Nearly three years after Valve rolled out Steam's Early Access program, competitor Gog.com is launching its own curated storefront dedicated to selling "games in development."
That means Early Access game developers can now potentially drum up additional sales through Gog, though the company is making a show of carefully selecting which "games in development" may be sold as such in order to assure potential customers they won't be shortchanged.
Thus, the program's launch lineup includes just five games, all of which are already for sale via Steam Early Access -- Ashes of the Singularity, Starbound, Project Zomboid, TerraTech and Curious Expeditions.
Furthermore, Gog is promising anyone who buys a "game in development" a 14-day, no-questions-asked refund policy and the option to (if they download the game through the company's Gog Galaxy client) manually opt out of game updates or roll back to an earlier update at will.
It's a far more cautious step into the waters of Early Access than Valve's initial splash (though Steam Refunds did launch last summer and seem to have worked out well for developers) and understandably so, in light of how difficult it can be to be a responsible Early Access developer.
To get a better sense of why the company decided to join the likes of Sony and Microsoft in finally following in Valve's footsteps, Gamasutra conducted the following brief back-and-forth via email with a Gog managing director Piotr Karwowsk.
How does GOG select which developers can take advantage of this option? If a developer wants to have their game considered for sale on GOG as a "game in development," what should they do?
We've always been about offering a selection of noteworthy, carefully evaluated games. In short, we're about quality over quantity. That approach is also at the very core of our take on games in development.
With games in development we have no way of judging the final product. That makes things a bit more difficult and a bit more risky — and that's why our goal is to minimize the long-term dangers by choosing the projects we think are most likely to succeed. We look at many factors when making the final call, things like the development roadmap, what the game offers to players in its current state, the developer's track record or experience where applicable and so on. We're also going to be looking at our community wishlist to pick out the games that are being requested by our most dedicated audience.

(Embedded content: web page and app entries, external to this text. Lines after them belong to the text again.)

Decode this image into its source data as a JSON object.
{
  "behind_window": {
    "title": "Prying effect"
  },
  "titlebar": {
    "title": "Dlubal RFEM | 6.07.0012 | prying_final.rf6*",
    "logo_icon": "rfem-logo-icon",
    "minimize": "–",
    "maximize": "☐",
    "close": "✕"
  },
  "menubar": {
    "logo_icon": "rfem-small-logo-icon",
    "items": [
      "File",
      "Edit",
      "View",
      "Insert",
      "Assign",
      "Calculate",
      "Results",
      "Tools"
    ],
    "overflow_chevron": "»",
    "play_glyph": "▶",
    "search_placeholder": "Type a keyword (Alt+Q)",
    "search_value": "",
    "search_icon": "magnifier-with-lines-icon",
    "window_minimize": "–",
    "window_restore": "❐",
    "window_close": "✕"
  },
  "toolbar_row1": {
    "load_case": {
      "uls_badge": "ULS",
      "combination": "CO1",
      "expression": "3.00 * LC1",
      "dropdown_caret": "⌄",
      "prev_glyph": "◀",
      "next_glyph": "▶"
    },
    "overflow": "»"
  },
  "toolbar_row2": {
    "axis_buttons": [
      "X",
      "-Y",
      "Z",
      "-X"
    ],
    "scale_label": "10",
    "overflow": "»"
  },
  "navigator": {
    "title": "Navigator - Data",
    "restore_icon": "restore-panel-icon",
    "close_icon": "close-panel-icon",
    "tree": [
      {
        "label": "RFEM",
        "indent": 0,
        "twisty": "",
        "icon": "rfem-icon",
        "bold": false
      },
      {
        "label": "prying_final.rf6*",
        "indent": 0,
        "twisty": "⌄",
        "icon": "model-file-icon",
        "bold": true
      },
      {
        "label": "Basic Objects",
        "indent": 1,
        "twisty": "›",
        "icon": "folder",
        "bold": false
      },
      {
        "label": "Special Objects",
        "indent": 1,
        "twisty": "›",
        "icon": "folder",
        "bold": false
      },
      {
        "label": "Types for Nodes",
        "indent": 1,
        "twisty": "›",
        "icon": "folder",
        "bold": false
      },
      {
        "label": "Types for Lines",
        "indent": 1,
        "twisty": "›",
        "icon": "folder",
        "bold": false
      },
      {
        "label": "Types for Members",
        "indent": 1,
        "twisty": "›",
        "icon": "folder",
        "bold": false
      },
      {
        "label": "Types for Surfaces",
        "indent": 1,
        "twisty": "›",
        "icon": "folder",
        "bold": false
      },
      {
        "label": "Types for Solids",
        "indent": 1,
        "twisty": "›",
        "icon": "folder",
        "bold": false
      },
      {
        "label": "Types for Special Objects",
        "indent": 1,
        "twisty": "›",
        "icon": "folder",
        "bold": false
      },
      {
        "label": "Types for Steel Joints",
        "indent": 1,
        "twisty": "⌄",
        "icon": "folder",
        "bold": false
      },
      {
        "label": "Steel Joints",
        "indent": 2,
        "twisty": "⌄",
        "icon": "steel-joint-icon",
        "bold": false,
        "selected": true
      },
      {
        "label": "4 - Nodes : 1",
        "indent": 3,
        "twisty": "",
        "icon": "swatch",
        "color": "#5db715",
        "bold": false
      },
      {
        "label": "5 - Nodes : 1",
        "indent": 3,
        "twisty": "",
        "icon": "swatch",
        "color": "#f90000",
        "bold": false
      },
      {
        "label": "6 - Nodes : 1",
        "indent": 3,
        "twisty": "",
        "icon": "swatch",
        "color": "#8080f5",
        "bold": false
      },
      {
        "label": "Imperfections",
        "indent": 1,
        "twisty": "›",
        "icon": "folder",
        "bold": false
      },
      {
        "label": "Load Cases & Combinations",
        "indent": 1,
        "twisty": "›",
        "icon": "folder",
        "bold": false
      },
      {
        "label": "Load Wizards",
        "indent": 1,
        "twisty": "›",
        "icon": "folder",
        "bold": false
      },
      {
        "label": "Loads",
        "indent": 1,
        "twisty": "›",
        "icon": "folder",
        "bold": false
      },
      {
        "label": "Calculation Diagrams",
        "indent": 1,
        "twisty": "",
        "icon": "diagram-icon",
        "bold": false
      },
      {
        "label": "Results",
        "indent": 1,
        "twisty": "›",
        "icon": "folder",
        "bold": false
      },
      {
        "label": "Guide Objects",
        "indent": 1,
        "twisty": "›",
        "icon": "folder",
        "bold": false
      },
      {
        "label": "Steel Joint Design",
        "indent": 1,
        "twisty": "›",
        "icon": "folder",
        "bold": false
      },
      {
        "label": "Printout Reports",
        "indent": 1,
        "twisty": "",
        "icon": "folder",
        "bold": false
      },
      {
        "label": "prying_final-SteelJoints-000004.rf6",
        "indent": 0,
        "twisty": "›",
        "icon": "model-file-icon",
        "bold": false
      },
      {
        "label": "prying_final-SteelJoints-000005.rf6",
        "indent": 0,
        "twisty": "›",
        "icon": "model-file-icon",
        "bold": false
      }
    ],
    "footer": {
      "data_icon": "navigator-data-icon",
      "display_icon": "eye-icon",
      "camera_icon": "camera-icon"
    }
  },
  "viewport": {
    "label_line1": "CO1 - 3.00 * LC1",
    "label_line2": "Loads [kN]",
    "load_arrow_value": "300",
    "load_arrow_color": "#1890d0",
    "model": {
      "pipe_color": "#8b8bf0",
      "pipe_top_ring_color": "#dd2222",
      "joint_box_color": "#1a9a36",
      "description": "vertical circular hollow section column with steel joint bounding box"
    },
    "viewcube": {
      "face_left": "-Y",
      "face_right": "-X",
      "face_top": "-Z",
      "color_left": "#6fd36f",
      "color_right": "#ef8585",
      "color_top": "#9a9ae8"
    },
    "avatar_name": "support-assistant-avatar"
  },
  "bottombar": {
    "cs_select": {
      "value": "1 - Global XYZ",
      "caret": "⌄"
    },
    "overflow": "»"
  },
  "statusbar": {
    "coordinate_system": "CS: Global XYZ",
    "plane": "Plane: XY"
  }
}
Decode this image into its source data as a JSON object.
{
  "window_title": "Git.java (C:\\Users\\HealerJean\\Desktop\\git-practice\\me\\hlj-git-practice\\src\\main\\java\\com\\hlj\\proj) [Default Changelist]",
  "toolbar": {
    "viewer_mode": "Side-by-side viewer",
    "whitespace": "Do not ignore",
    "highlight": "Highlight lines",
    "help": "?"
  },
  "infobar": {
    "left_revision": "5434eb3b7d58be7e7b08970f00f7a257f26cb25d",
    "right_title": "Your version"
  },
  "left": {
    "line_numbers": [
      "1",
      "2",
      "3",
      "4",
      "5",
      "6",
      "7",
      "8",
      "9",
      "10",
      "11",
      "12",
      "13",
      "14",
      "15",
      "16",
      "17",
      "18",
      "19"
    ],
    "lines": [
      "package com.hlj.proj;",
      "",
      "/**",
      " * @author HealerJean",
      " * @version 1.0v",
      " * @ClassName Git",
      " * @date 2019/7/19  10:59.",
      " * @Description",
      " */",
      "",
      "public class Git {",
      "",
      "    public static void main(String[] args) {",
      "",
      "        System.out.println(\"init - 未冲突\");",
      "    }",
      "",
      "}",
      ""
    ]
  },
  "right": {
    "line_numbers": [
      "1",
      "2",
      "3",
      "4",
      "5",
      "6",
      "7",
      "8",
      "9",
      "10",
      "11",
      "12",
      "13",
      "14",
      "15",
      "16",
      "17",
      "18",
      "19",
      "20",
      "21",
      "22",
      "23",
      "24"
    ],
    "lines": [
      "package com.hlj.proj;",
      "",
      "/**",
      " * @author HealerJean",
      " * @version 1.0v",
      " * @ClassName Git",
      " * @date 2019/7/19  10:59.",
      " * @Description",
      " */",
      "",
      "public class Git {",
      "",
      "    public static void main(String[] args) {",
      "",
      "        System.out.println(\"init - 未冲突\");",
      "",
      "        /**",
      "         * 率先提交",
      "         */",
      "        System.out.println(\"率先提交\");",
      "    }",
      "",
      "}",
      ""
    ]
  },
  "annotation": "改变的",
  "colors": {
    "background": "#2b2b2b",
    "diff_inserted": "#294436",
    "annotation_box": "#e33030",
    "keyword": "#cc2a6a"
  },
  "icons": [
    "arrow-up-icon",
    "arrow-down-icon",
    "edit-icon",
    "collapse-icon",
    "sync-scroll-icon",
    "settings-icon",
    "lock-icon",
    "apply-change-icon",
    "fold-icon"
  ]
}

Right now, we're taking all game submissions, in development and otherwise, through our submissions page.
Why roll this feature out now, and why should developers take the time to update their work across a second platform alongside Steam Early Access?
From a customer's perspective competition is always a good thing, and as far as many developers are concerned, the old saying about keeping all eggs in one basket is just as relevant as ever.
But both arguments aside, this is the way for devs to reach a much broader audience. This doesn't just mean the GOG.com community, but also gamers who have been skeptical or wary of the entire model. Our approach, particularly with the no-questions-asked-refunds, is meant to let gamers comfortably explore new games in development and go from asking "why?" to a simple: "why not?"
Naturally, we're going to be observing the whole process very carefully, and we'll be looking for ways to make the model even better for developers and gamers alike.
Why now? Because we believe in taking our time if it means doing things right. We've had the chance to observe the market and the gaming community, to think about how we'd like to handle early access the GOG way — a way that doesn't compromise our customer-friendly philosophy — and it's only now that we feel ready to actually get it right.
Is it possible for developers to limit use of the rollback feature, if for example they feel that a prior version of their game is badly broken or inoperable?
Rollback is something of a power-user feature, so we've been taking a hands-off approach with it since day one. We won't be specifically removing any builds, but we're open to working with developers on a case-by-case basis in extreme situations — like when a major bug starts wreaking all kinds of havoc with player saves, or worse.